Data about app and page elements
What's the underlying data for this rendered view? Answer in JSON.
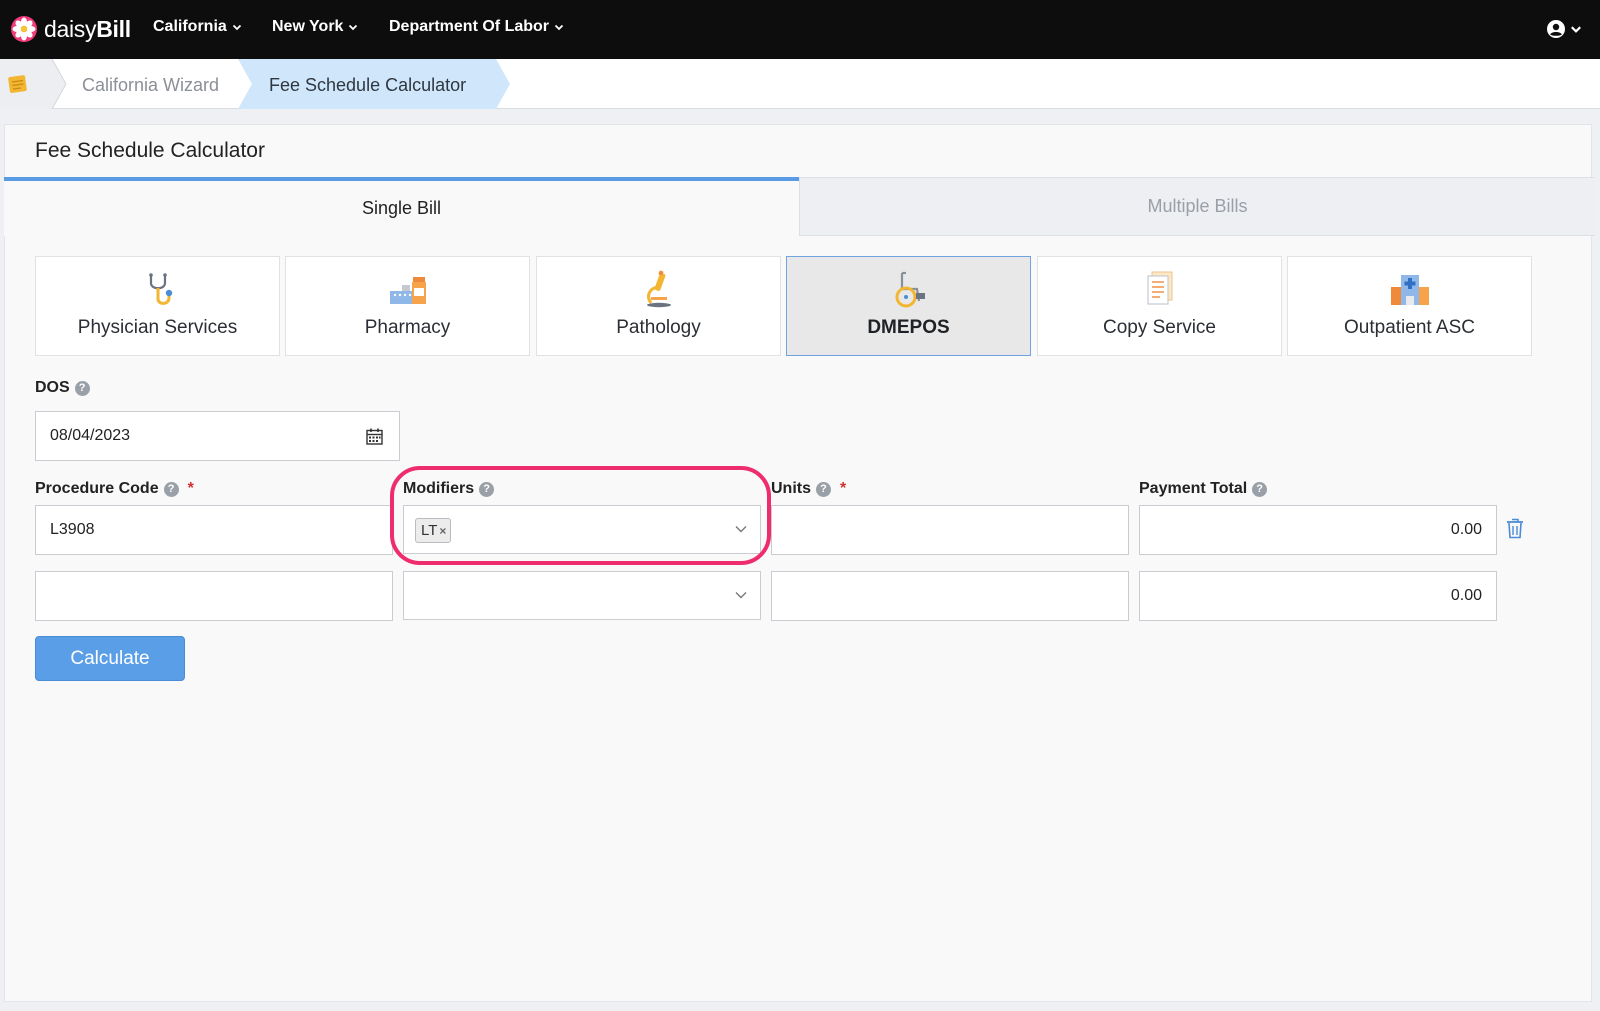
{
  "nav": {
    "logo_light": "daisy",
    "logo_bold": "Bill",
    "items": [
      {
        "label": "California",
        "icon": "chevron-down-icon"
      },
      {
        "label": "New York",
        "icon": "chevron-down-icon"
      },
      {
        "label": "Department Of Labor",
        "icon": "chevron-down-icon"
      }
    ],
    "user_icon": "user-circle-icon"
  },
  "breadcrumb": {
    "home_icon": "notepad-icon",
    "items": [
      "California Wizard",
      "Fee Schedule Calculator"
    ]
  },
  "panel": {
    "title": "Fee Schedule Calculator",
    "tabs": [
      {
        "label": "Single Bill",
        "active": true
      },
      {
        "label": "Multiple Bills",
        "active": false
      }
    ],
    "categories": [
      {
        "label": "Physician Services",
        "icon": "stethoscope-icon",
        "active": false
      },
      {
        "label": "Pharmacy",
        "icon": "pharmacy-icon",
        "active": false
      },
      {
        "label": "Pathology",
        "icon": "microscope-icon",
        "active": false
      },
      {
        "label": "DMEPOS",
        "icon": "wheelchair-icon",
        "active": true
      },
      {
        "label": "Copy Service",
        "icon": "document-icon",
        "active": false
      },
      {
        "label": "Outpatient ASC",
        "icon": "hospital-icon",
        "active": false
      }
    ]
  },
  "form": {
    "dos_label": "DOS",
    "dos_value": "08/04/2023",
    "procedure_label": "Procedure Code",
    "modifiers_label": "Modifiers",
    "units_label": "Units",
    "payment_label": "Payment Total",
    "required_mark": "*",
    "help_glyph": "?",
    "rows": [
      {
        "procedure": "L3908",
        "modifiers": [
          "LT"
        ],
        "units": "",
        "payment": "0.00"
      },
      {
        "procedure": "",
        "modifiers": [],
        "units": "",
        "payment": "0.00"
      }
    ],
    "chip_remove": "×",
    "calculate_label": "Calculate"
  },
  "colors": {
    "accent": "#5b9ee8",
    "highlight": "#ee2d6e",
    "required": "#d0312d",
    "nav_bg": "#0d0d0d"
  }
}
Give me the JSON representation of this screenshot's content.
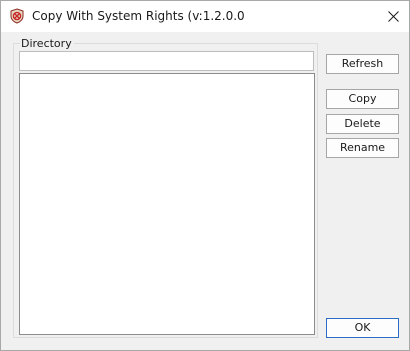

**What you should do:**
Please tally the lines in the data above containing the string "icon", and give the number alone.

**Reply:**
11